▸ PROBLEM DESCRIPTION
Which of the lines below contain the string "true"? Pull each one out of the data.

Dataset rows for apps and sites:
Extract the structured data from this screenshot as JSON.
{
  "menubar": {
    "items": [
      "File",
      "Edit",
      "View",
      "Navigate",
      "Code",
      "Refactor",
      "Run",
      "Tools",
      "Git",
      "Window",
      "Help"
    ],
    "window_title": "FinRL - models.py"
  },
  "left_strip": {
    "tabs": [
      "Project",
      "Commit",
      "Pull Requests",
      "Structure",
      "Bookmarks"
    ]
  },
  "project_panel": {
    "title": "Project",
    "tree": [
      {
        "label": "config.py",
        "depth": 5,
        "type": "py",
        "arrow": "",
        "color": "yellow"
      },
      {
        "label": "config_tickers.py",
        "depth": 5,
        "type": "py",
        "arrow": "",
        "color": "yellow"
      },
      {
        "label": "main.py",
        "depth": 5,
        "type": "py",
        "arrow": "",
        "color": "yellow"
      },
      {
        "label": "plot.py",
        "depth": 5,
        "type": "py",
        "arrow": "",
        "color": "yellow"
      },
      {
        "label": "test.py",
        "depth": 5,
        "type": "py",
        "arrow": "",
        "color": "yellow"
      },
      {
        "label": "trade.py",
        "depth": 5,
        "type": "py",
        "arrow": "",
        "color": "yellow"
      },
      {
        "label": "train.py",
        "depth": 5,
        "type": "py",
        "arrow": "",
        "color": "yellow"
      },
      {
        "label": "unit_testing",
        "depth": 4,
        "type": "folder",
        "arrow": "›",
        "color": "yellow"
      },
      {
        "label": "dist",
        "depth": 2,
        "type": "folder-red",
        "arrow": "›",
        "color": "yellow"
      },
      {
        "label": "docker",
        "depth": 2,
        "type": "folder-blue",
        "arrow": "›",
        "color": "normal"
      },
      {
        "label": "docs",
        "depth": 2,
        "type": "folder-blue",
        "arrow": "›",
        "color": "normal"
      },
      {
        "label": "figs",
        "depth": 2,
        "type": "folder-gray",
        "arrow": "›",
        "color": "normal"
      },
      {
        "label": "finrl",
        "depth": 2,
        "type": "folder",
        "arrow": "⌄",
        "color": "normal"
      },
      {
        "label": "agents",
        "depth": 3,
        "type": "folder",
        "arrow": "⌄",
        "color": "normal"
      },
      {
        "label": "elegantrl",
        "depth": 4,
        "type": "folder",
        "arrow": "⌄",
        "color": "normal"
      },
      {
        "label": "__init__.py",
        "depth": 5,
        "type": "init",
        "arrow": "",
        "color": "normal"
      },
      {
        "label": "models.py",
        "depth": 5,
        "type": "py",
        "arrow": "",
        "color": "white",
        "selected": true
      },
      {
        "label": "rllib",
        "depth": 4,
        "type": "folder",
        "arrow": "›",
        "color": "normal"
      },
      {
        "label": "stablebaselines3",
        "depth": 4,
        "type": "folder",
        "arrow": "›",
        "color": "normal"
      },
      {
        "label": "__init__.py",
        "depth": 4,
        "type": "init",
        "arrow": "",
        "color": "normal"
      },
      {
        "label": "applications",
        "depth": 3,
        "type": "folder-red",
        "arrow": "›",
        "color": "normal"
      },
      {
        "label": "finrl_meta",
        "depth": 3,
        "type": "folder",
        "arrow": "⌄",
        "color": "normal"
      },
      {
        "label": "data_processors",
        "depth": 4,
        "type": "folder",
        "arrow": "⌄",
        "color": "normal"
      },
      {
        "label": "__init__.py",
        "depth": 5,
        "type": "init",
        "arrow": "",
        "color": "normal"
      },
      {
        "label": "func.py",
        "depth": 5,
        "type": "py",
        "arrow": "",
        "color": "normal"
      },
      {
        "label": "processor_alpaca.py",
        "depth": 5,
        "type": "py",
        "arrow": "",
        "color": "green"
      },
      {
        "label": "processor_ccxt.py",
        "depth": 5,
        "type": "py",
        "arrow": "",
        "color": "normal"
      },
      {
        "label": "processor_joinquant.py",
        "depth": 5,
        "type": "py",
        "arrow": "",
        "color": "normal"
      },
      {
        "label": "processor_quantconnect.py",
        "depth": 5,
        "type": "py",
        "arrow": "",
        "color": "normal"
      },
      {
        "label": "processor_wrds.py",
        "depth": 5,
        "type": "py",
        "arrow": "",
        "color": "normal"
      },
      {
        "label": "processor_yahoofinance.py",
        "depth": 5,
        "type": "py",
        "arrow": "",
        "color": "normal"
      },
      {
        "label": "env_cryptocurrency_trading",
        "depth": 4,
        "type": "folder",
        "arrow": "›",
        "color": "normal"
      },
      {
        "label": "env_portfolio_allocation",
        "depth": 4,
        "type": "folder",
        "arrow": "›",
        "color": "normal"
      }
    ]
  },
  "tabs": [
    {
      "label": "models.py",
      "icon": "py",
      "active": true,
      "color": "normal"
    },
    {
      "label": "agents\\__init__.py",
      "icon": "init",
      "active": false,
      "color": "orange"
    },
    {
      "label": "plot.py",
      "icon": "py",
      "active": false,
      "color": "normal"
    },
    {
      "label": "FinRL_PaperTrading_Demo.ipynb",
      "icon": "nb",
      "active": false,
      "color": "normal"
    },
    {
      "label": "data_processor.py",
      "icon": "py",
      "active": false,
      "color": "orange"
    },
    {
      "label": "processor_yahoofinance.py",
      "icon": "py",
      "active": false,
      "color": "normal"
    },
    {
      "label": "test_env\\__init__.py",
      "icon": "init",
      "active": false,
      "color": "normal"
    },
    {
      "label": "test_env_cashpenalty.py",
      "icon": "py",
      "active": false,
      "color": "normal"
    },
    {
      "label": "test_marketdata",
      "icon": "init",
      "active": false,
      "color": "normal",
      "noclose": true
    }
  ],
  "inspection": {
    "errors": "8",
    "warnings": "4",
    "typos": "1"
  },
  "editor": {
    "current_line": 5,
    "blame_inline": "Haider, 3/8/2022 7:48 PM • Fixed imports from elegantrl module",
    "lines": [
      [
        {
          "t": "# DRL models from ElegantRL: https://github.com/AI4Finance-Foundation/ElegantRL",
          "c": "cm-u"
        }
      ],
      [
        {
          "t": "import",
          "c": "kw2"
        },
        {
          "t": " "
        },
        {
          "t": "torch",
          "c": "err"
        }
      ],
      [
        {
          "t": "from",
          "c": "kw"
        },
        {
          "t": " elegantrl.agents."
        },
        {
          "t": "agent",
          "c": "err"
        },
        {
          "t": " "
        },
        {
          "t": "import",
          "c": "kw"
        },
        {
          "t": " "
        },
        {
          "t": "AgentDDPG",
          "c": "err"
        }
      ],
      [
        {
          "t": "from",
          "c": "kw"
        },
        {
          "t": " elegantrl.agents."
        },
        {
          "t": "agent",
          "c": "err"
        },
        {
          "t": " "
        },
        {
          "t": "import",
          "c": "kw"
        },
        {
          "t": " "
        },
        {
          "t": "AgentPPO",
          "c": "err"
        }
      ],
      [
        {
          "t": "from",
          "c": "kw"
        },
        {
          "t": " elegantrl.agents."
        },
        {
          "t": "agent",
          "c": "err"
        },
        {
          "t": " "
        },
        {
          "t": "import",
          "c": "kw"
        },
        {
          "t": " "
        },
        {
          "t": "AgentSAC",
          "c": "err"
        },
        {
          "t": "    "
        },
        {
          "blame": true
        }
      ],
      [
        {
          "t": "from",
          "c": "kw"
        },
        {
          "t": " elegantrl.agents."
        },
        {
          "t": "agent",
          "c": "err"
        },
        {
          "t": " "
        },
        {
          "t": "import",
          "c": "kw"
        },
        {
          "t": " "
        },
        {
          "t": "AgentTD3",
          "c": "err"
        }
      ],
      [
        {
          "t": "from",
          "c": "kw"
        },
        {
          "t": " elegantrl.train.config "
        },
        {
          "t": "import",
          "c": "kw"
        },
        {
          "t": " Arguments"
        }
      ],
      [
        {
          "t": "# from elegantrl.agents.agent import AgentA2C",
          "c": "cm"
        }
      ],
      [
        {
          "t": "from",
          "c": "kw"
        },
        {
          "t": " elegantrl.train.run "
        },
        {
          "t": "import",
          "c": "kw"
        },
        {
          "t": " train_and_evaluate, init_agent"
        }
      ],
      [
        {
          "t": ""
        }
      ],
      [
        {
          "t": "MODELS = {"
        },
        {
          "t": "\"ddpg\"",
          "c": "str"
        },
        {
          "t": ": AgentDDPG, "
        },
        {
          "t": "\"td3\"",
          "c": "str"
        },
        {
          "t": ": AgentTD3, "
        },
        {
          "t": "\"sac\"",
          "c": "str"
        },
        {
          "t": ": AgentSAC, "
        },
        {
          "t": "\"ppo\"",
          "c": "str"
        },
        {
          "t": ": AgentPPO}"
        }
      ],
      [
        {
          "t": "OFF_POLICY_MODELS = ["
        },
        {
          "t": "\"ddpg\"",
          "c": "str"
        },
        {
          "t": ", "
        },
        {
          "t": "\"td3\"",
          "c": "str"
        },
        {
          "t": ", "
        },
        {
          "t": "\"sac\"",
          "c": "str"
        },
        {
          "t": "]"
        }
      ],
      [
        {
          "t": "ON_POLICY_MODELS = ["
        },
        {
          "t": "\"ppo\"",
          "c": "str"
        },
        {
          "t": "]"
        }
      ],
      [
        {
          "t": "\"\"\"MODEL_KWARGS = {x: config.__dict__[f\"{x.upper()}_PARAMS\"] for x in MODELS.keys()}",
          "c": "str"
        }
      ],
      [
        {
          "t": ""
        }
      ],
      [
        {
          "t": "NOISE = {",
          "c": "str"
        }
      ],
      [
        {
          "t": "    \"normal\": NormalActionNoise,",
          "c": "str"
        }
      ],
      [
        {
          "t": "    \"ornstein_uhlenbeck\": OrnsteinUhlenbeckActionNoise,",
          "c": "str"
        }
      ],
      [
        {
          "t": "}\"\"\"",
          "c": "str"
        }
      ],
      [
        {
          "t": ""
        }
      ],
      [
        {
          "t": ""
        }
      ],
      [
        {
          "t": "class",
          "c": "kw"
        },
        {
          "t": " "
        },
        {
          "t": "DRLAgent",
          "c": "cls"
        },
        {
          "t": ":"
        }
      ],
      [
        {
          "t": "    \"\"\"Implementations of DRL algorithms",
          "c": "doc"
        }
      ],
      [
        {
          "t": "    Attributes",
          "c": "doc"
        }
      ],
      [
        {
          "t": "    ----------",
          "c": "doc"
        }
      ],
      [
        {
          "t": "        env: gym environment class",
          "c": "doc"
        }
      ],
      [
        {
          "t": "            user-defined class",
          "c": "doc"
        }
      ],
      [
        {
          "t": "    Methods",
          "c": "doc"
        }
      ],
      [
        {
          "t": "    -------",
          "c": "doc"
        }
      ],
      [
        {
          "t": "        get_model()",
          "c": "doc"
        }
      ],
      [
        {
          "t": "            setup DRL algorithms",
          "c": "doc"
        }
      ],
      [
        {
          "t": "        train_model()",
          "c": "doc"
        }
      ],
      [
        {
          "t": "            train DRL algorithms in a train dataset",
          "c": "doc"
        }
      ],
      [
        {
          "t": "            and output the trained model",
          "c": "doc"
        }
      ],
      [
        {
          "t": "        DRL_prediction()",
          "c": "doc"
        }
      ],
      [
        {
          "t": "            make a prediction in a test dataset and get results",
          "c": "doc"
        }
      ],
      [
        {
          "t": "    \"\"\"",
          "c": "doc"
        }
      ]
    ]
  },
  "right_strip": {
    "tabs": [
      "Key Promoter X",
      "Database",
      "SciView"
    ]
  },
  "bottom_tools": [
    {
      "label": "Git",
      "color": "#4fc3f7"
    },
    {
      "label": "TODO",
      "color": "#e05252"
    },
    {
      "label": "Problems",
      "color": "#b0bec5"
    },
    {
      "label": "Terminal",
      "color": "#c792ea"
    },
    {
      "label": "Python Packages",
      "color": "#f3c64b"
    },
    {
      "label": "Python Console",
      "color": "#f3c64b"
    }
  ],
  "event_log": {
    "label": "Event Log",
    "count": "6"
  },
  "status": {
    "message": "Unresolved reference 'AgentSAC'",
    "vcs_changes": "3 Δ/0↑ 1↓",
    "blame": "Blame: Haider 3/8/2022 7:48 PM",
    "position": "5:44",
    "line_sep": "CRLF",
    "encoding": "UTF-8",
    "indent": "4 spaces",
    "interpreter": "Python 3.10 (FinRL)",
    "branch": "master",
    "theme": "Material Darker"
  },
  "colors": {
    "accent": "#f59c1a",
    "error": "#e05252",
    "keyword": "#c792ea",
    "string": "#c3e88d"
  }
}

▸ RESPONSE TO THE TASK
        "selected": true
      "active": true,
      "noclose": true
          "blame": true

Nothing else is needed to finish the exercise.